• [Exercise prompt]: Please read the records below and return each line holding the string "content".

---------------

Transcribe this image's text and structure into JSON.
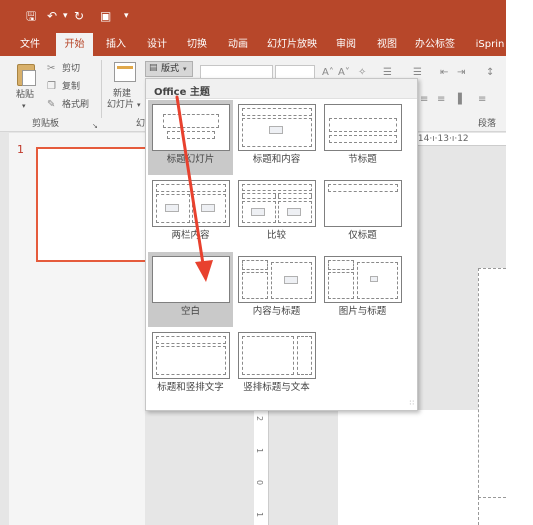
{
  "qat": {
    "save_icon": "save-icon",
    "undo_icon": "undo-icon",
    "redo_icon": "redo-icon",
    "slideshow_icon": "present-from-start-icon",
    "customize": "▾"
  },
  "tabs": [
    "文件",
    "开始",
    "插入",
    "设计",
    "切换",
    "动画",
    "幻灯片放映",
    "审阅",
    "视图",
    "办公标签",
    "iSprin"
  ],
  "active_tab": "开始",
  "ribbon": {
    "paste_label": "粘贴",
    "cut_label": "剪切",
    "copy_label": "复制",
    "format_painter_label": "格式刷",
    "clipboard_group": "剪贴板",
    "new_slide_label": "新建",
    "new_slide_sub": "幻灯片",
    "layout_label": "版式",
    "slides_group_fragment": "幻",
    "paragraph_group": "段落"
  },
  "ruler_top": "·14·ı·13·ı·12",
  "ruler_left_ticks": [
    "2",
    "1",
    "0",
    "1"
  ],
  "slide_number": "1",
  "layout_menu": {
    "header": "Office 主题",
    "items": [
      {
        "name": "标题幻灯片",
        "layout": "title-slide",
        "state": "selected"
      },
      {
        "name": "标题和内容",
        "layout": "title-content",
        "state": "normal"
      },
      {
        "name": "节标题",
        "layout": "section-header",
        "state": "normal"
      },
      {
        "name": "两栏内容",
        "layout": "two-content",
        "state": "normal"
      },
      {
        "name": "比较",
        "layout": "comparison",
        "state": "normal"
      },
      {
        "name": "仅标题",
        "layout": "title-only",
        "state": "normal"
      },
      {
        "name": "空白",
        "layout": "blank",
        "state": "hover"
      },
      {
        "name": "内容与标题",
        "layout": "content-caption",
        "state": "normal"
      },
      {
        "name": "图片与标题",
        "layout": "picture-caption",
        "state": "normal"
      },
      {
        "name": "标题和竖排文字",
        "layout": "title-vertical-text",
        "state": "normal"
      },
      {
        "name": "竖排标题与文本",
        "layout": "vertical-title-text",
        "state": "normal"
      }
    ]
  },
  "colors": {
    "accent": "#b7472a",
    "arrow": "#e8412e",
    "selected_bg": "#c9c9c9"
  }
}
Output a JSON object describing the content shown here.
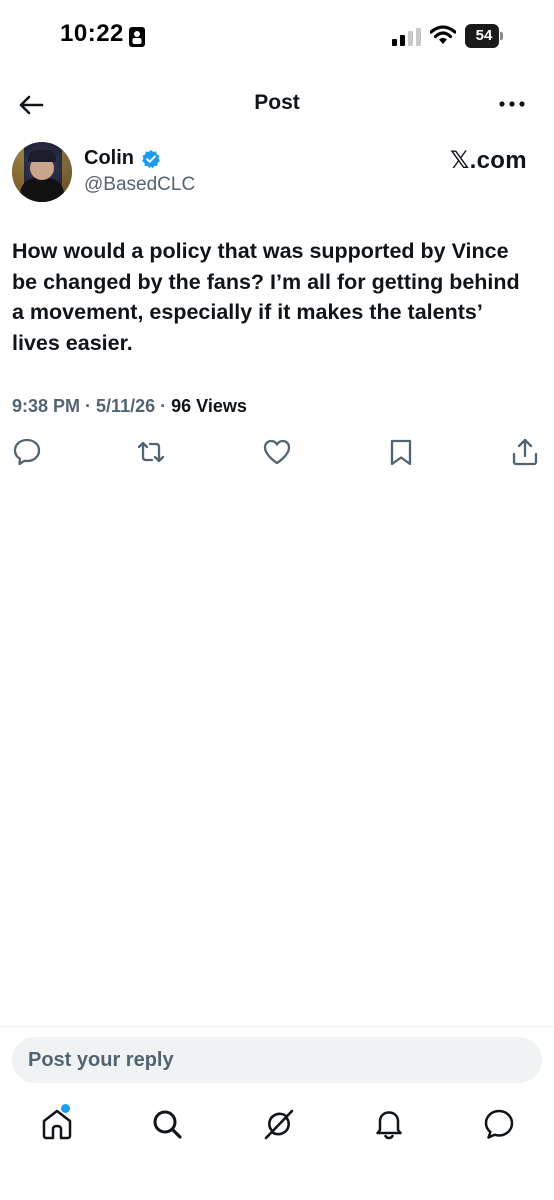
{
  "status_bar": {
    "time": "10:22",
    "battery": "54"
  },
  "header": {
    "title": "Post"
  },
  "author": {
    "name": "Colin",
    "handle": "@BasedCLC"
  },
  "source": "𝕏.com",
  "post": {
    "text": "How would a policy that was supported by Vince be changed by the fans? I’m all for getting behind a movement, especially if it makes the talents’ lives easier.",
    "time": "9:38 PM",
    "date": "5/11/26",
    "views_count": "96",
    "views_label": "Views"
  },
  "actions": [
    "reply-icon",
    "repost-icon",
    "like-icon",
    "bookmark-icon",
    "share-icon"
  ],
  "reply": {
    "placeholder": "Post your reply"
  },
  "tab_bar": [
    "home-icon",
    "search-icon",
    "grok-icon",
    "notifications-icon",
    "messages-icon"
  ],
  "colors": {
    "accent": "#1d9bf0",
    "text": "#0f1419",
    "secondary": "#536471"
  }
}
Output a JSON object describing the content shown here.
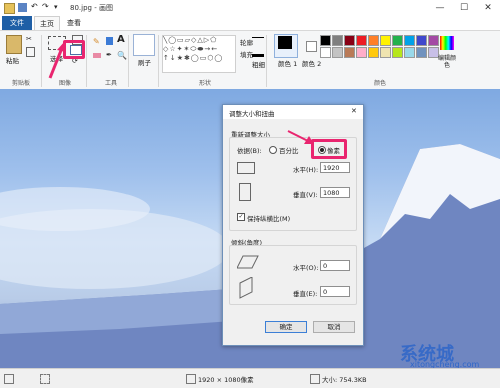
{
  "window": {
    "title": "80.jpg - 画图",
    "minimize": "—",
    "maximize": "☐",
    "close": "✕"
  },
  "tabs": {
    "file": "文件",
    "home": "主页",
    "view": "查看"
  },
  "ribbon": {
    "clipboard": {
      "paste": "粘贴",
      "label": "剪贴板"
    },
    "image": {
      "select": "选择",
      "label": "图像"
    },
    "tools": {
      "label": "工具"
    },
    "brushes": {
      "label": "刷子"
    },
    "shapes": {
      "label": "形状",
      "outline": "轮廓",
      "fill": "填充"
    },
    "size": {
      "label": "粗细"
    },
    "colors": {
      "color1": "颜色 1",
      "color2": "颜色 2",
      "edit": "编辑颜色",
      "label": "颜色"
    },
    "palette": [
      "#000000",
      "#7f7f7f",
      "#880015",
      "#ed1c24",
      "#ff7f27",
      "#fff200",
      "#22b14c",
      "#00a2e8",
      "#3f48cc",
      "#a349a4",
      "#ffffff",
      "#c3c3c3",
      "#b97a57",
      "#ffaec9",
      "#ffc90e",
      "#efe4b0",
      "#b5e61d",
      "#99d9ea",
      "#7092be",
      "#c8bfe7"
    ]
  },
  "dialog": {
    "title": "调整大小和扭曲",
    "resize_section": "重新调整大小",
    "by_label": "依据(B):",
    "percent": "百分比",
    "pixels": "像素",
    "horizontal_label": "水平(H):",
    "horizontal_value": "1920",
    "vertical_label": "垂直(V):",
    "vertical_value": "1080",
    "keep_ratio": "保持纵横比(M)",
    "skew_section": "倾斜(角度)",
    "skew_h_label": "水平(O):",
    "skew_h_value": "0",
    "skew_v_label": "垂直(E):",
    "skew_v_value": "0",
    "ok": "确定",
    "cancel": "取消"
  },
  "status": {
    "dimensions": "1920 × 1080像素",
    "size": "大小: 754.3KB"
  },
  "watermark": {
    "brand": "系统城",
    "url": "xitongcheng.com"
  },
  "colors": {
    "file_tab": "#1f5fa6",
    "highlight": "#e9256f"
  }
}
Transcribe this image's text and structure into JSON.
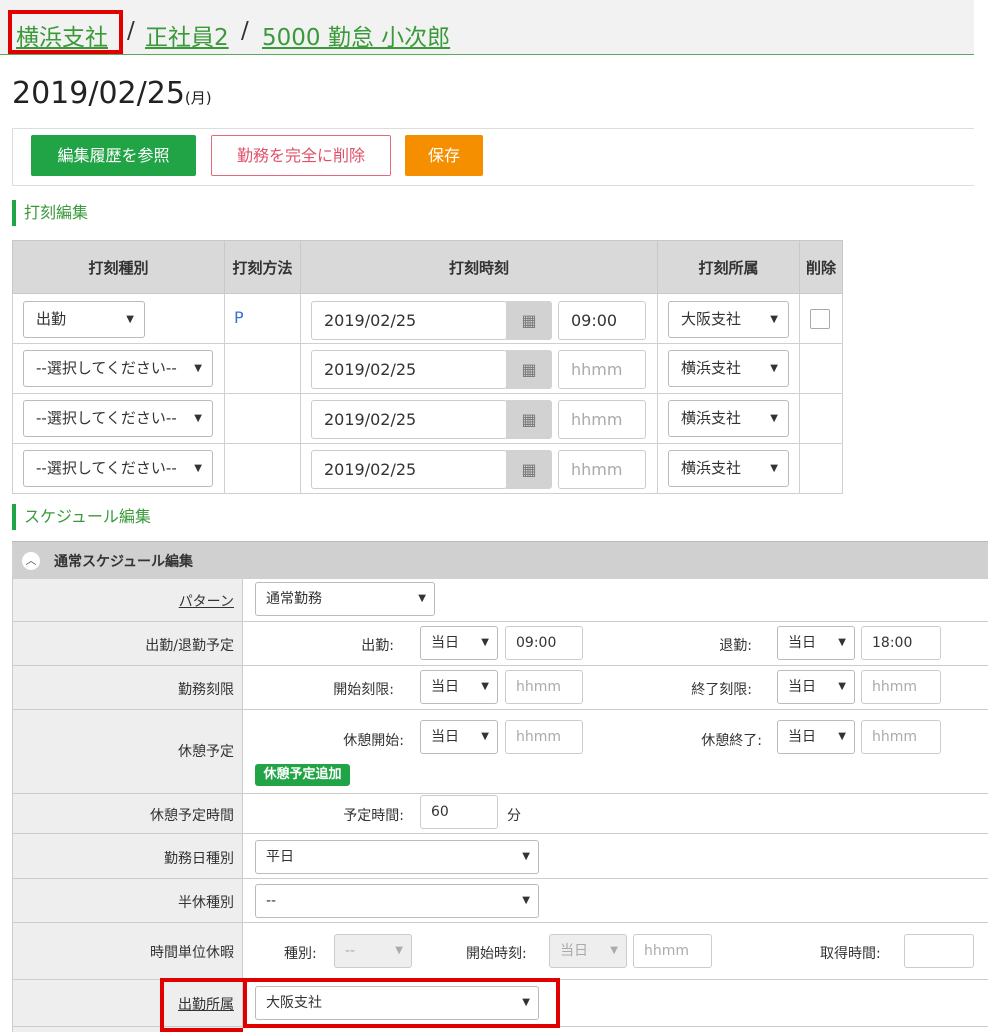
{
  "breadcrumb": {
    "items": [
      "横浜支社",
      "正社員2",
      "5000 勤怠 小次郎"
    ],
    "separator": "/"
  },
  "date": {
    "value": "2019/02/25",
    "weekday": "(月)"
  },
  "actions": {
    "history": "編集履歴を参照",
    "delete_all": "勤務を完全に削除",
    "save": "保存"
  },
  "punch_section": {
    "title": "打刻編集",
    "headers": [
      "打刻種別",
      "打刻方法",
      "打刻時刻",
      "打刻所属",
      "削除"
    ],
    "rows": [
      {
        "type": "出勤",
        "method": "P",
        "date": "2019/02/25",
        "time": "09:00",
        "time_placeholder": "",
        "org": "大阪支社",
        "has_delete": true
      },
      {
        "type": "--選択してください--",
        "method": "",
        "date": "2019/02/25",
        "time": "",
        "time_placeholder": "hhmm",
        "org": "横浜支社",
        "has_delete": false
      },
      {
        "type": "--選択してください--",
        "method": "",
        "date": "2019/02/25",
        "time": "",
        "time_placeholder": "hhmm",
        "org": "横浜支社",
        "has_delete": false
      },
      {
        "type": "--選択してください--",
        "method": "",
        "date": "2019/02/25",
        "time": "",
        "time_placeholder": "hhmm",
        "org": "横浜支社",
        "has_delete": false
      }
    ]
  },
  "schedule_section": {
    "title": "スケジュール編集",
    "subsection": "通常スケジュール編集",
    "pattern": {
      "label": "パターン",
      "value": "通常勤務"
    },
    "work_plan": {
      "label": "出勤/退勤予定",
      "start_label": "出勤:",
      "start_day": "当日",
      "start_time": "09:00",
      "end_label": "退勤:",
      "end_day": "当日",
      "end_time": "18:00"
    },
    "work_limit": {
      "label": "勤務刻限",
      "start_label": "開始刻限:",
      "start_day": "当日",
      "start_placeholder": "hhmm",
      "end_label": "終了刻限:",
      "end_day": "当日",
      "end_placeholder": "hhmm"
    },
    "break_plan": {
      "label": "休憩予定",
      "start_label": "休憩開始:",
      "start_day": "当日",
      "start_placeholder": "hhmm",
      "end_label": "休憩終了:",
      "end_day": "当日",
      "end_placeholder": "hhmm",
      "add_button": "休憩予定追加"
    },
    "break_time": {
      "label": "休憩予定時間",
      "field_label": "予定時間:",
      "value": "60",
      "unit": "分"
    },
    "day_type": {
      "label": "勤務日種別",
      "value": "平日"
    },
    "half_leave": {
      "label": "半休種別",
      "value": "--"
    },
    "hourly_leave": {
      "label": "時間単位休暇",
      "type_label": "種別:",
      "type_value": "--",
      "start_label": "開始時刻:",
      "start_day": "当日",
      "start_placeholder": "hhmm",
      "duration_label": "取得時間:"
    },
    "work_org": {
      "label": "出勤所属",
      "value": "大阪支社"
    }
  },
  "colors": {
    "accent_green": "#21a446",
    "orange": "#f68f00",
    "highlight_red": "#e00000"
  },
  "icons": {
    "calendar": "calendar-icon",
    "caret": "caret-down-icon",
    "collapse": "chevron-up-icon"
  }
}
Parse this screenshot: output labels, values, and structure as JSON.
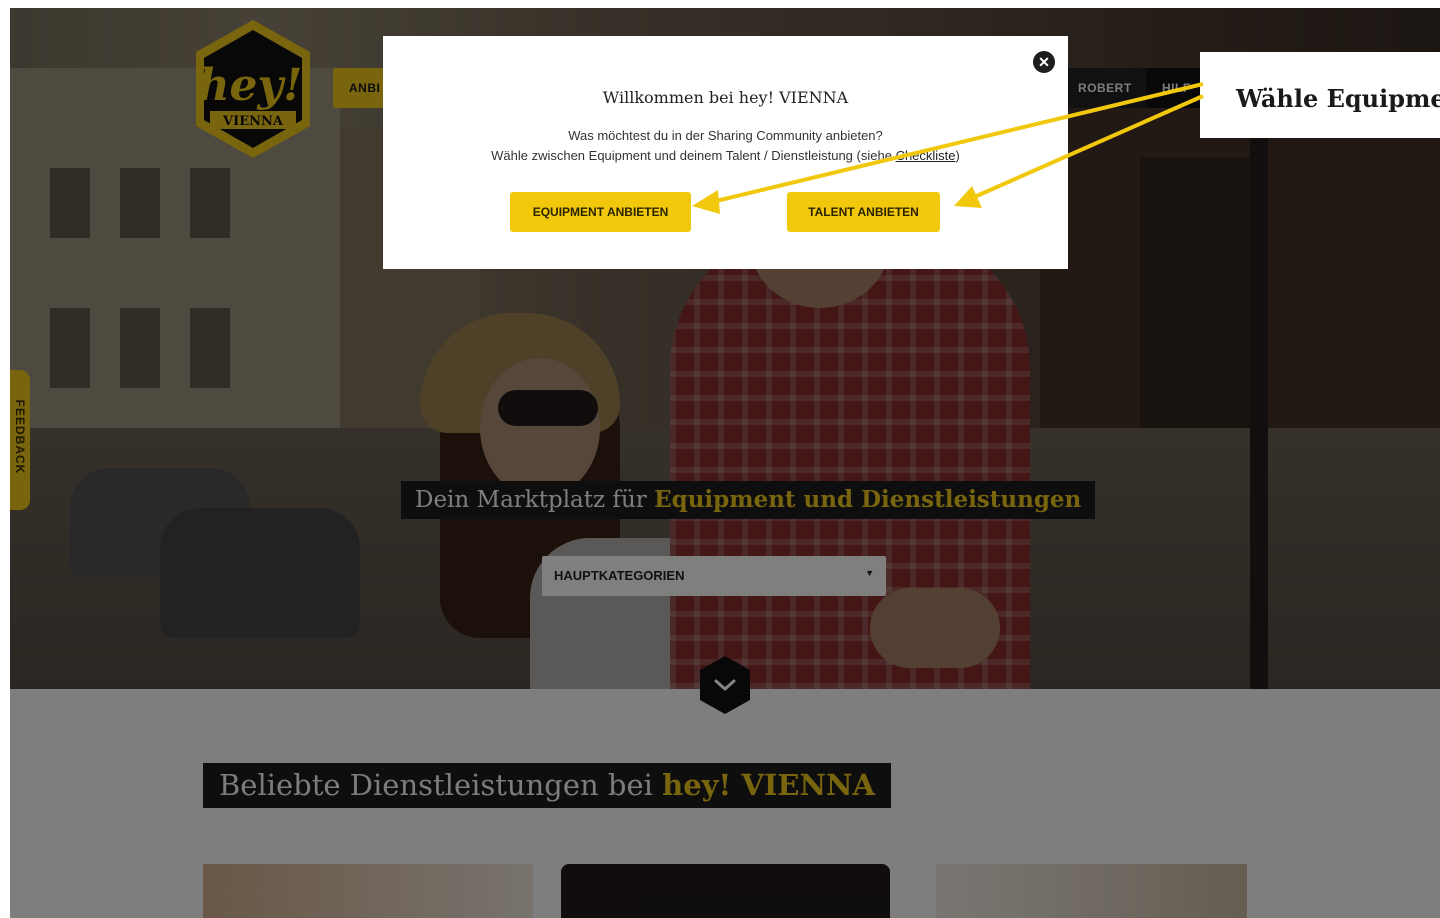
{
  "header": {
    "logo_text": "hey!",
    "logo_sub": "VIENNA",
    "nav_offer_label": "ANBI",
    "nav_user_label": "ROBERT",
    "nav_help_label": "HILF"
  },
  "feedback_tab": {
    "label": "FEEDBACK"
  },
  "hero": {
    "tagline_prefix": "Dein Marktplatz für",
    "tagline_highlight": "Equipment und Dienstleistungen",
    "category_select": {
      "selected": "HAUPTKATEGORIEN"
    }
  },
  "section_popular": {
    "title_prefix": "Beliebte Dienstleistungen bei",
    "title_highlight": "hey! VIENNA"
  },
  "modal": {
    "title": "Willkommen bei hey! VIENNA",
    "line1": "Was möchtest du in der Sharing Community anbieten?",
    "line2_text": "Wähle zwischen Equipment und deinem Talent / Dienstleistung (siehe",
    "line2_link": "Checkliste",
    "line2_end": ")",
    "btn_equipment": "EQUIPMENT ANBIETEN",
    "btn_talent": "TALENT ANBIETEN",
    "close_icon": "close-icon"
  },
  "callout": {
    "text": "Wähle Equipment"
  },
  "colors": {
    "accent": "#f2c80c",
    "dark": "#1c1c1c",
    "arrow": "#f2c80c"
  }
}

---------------

• [Output of the exercise]:
        "layout": "title-content",
        "layout": "two-content",
        "layout": "content-caption",
Output a JSON object describing the content shown here.
Output a JSON object describing the content shown here.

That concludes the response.